◆ **Exercise goal**
Pull each line holding the word "true" from the data.

◆ **Provided entries**

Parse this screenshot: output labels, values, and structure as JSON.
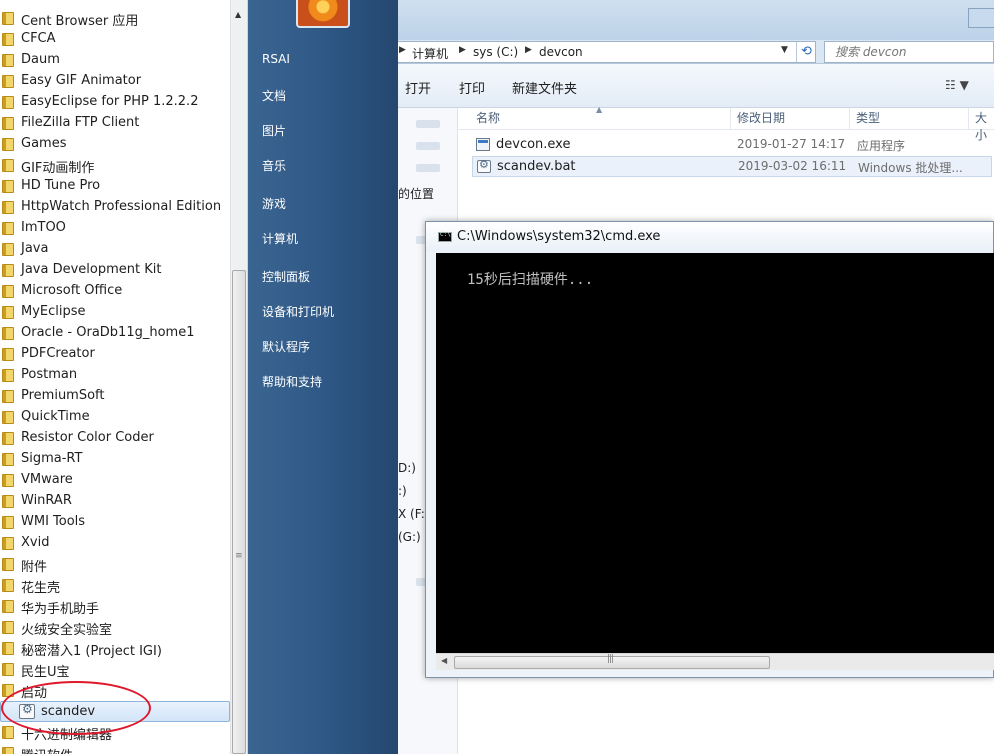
{
  "explorer": {
    "breadcrumbs": [
      "计算机",
      "sys (C:)",
      "devcon"
    ],
    "search_placeholder": "搜索 devcon",
    "toolbar": [
      "打开",
      "打印",
      "新建文件夹"
    ],
    "columns": [
      "名称",
      "修改日期",
      "类型",
      "大小"
    ],
    "files": [
      {
        "name": "devcon.exe",
        "date": "2019-01-27 14:17",
        "type": "应用程序",
        "icon": "exe-icon"
      },
      {
        "name": "scandev.bat",
        "date": "2019-03-02 16:11",
        "type": "Windows 批处理...",
        "icon": "batch-file-icon"
      }
    ],
    "nav_items": {
      "recent": "的位置",
      "drive_d": "D:)",
      "drive_e": ":)",
      "drive_f": "X (F:)",
      "drive_g": "(G:)"
    }
  },
  "cmd": {
    "title": "C:\\Windows\\system32\\cmd.exe",
    "output": "15秒后扫描硬件..."
  },
  "start_menu": {
    "programs": [
      "Cent Browser 应用",
      "CFCA",
      "Daum",
      "Easy GIF Animator",
      "EasyEclipse for PHP 1.2.2.2",
      "FileZilla FTP Client",
      "Games",
      "GIF动画制作",
      "HD Tune Pro",
      "HttpWatch Professional Edition",
      "ImTOO",
      "Java",
      "Java Development Kit",
      "Microsoft Office",
      "MyEclipse",
      "Oracle - OraDb11g_home1",
      "PDFCreator",
      "Postman",
      "PremiumSoft",
      "QuickTime",
      "Resistor Color Coder",
      "Sigma-RT",
      "VMware",
      "WinRAR",
      "WMI Tools",
      "Xvid",
      "附件",
      "花生壳",
      "华为手机助手",
      "火绒安全实验室",
      "秘密潜入1 (Project IGI)",
      "民生U宝",
      "启动"
    ],
    "selected_item": "scandev",
    "after_selected": [
      "十六进制编辑器",
      "腾讯软件"
    ],
    "right_pane": [
      "RSAI",
      "文档",
      "图片",
      "音乐",
      "游戏",
      "计算机",
      "控制面板",
      "设备和打印机",
      "默认程序",
      "帮助和支持"
    ]
  },
  "colors": {
    "highlight_circle": "#e0182c",
    "start_menu_pane": "#2f5886",
    "console_bg": "#000000",
    "console_text": "#c0c0c0"
  }
}
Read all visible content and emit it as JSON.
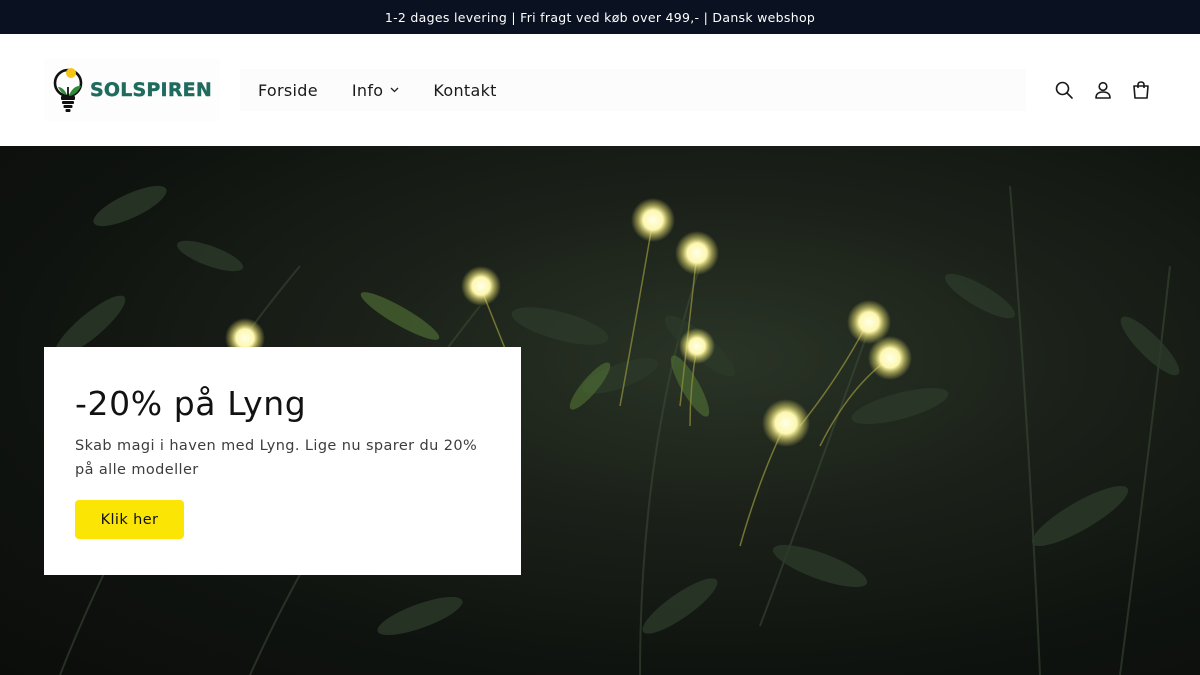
{
  "announcement": {
    "text": "1-2 dages levering | Fri fragt ved køb over 499,- | Dansk webshop"
  },
  "header": {
    "logo_text": "SOLSPIREN",
    "nav": [
      {
        "label": "Forside"
      },
      {
        "label": "Info",
        "has_dropdown": true
      },
      {
        "label": "Kontakt"
      }
    ],
    "icons": [
      "search-icon",
      "account-icon",
      "cart-icon"
    ]
  },
  "hero": {
    "title": "-20% på Lyng",
    "description": "Skab magi i haven med Lyng. Lige nu sparer du 20% på alle modeller",
    "cta_label": "Klik her",
    "cta_color": "#fbe505"
  },
  "colors": {
    "announcement_bg": "#0a1120",
    "logo_text": "#1f6b5e",
    "hero_bg": "#1b2119"
  }
}
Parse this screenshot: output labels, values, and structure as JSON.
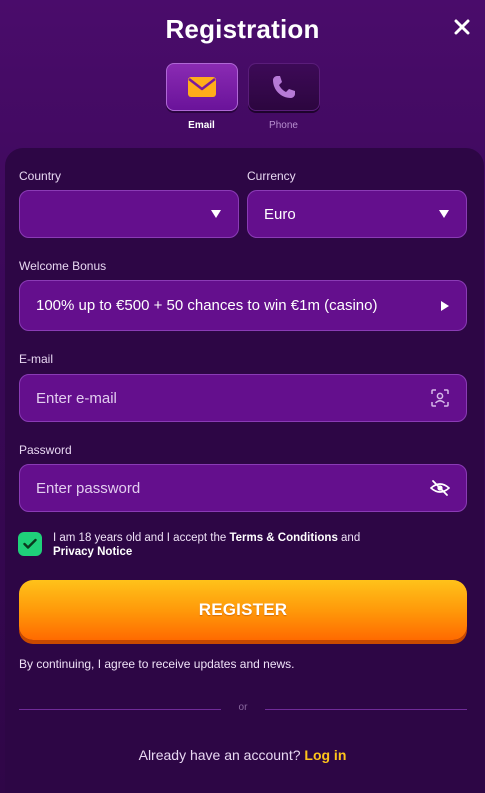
{
  "header": {
    "title": "Registration"
  },
  "tabs": [
    {
      "label": "Email",
      "icon": "envelope-icon",
      "active": true
    },
    {
      "label": "Phone",
      "icon": "phone-icon",
      "active": false
    }
  ],
  "form": {
    "country_label": "Country",
    "country_value": "",
    "currency_label": "Currency",
    "currency_value": "Euro",
    "bonus_label": "Welcome Bonus",
    "bonus_value": "100% up to €500 + 50 chances to win €1m (casino)",
    "email_label": "E-mail",
    "email_placeholder": "Enter e-mail",
    "password_label": "Password",
    "password_placeholder": "Enter password",
    "terms_prefix": "I am 18 years old and I accept the ",
    "terms_link": "Terms & Conditions",
    "terms_mid": " and ",
    "privacy_link": "Privacy Notice",
    "terms_checked": true,
    "register_label": "REGISTER",
    "updates_text": "By continuing, I agree to receive updates and news.",
    "divider_text": "or",
    "login_prompt": "Already have an account?",
    "login_link": "Log in"
  },
  "colors": {
    "accent_orange": "#ffc41a",
    "check_green": "#1fd17a",
    "field_purple": "#640f8d"
  }
}
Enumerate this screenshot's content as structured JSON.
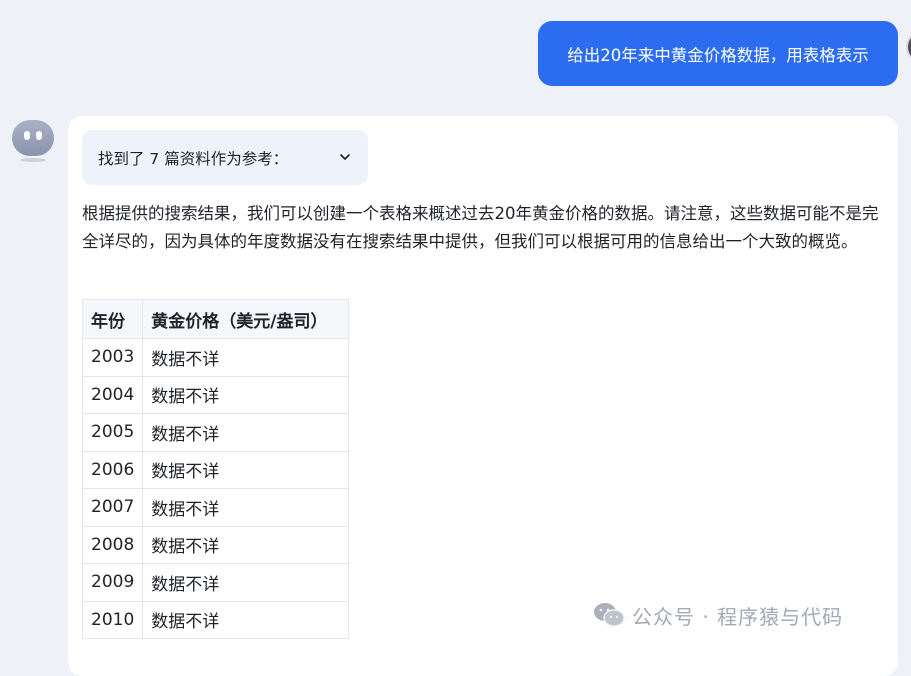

◆ **Result for this task**
        "has_dropdown": true
      "active": true
    "terms_checked": true,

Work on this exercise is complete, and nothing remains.